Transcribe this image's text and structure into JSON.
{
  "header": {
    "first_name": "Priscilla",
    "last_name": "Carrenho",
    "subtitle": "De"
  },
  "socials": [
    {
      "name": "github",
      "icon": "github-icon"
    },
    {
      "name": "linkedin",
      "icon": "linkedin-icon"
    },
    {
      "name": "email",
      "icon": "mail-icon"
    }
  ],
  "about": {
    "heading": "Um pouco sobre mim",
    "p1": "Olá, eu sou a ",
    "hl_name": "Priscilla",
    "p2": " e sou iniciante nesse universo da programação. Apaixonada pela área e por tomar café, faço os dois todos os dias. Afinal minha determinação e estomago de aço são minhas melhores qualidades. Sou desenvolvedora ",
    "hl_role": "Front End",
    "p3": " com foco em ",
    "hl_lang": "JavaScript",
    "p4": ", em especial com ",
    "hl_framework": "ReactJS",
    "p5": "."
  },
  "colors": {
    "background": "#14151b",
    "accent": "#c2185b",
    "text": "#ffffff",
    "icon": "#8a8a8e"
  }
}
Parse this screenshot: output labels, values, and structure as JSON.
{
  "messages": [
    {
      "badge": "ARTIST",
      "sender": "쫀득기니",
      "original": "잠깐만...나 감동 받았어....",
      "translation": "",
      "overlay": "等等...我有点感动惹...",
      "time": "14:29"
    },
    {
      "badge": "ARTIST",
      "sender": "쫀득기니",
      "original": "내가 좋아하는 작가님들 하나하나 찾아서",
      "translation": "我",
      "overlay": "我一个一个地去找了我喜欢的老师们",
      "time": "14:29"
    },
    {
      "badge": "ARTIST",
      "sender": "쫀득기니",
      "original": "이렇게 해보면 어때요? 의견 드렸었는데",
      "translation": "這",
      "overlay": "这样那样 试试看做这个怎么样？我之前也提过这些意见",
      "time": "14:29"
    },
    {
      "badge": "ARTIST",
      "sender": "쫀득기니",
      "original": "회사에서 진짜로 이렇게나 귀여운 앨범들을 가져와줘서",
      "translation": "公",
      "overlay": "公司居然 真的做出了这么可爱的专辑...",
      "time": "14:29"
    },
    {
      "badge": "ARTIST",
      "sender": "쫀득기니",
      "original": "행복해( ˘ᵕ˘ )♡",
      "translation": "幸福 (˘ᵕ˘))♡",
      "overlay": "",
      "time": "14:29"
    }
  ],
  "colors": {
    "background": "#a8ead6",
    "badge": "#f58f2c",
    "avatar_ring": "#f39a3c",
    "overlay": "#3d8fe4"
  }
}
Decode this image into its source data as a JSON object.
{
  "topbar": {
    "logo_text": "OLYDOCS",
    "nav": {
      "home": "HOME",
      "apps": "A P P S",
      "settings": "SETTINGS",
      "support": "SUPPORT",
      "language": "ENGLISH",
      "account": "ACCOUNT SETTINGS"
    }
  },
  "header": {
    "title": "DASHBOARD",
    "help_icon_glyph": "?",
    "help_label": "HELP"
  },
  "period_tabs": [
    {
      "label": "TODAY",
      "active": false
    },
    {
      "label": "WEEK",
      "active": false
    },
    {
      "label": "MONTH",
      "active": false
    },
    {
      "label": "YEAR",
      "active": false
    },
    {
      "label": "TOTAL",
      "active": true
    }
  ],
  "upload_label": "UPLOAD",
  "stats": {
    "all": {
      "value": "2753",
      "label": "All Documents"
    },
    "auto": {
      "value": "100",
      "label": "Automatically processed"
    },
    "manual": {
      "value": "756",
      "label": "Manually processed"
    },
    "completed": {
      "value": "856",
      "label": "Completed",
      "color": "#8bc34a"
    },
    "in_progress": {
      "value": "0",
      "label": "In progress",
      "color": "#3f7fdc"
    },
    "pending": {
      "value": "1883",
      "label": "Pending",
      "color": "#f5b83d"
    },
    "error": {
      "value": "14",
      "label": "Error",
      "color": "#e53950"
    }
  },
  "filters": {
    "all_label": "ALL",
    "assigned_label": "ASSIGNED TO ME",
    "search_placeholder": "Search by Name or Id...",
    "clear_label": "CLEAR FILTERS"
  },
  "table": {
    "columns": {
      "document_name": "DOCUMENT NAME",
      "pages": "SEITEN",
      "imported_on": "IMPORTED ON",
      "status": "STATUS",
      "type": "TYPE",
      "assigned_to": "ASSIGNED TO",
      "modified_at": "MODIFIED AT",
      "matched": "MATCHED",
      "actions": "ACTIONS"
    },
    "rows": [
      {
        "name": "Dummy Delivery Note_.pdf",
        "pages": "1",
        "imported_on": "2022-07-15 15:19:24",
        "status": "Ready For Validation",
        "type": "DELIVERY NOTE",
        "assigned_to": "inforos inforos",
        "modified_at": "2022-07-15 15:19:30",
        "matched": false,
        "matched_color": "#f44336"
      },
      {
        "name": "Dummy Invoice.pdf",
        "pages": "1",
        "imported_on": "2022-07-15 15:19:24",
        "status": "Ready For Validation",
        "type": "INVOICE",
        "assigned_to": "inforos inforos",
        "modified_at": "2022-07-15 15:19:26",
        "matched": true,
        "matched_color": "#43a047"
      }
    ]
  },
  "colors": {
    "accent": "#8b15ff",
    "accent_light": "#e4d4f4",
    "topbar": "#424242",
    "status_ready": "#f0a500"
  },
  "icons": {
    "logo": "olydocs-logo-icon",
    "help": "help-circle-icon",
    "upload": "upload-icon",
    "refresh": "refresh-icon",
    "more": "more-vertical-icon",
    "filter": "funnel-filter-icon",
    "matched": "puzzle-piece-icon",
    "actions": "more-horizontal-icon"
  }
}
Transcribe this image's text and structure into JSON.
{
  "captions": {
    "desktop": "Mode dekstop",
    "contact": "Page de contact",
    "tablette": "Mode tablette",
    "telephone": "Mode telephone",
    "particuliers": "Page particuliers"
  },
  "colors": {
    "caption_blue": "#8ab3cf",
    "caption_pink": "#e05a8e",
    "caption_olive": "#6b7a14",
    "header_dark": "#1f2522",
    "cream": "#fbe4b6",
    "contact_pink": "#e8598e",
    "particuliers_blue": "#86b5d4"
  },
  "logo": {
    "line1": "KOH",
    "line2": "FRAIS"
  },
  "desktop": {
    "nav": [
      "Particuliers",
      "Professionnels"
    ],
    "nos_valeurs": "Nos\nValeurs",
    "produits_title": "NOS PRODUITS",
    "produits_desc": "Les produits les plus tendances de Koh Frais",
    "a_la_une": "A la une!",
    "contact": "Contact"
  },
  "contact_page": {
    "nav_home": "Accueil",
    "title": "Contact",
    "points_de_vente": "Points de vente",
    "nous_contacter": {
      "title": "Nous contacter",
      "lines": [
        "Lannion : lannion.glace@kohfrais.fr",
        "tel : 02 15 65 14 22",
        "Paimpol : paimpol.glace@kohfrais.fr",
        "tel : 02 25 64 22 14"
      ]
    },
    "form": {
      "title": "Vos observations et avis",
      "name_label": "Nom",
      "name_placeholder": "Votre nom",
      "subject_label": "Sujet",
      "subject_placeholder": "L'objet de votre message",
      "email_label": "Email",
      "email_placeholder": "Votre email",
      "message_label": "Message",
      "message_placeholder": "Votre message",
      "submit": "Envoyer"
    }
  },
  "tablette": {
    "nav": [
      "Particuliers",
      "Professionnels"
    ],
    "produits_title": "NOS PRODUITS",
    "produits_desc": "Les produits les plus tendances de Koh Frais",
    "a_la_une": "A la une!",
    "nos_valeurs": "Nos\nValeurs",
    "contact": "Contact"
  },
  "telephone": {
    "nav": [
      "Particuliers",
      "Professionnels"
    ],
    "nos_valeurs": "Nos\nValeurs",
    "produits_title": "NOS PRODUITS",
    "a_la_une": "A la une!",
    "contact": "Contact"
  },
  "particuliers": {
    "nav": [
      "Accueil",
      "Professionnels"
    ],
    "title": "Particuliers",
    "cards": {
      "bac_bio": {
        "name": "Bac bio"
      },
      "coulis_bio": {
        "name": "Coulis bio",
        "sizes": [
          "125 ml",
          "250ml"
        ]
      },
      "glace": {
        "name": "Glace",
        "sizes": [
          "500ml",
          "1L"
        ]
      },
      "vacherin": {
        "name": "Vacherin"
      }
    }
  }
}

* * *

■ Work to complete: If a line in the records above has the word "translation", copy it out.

■ Answer section:
      "translation": "",
      "translation": "我",
      "translation": "這",
      "translation": "公",
      "translation": "幸福 (˘ᵕ˘))♡",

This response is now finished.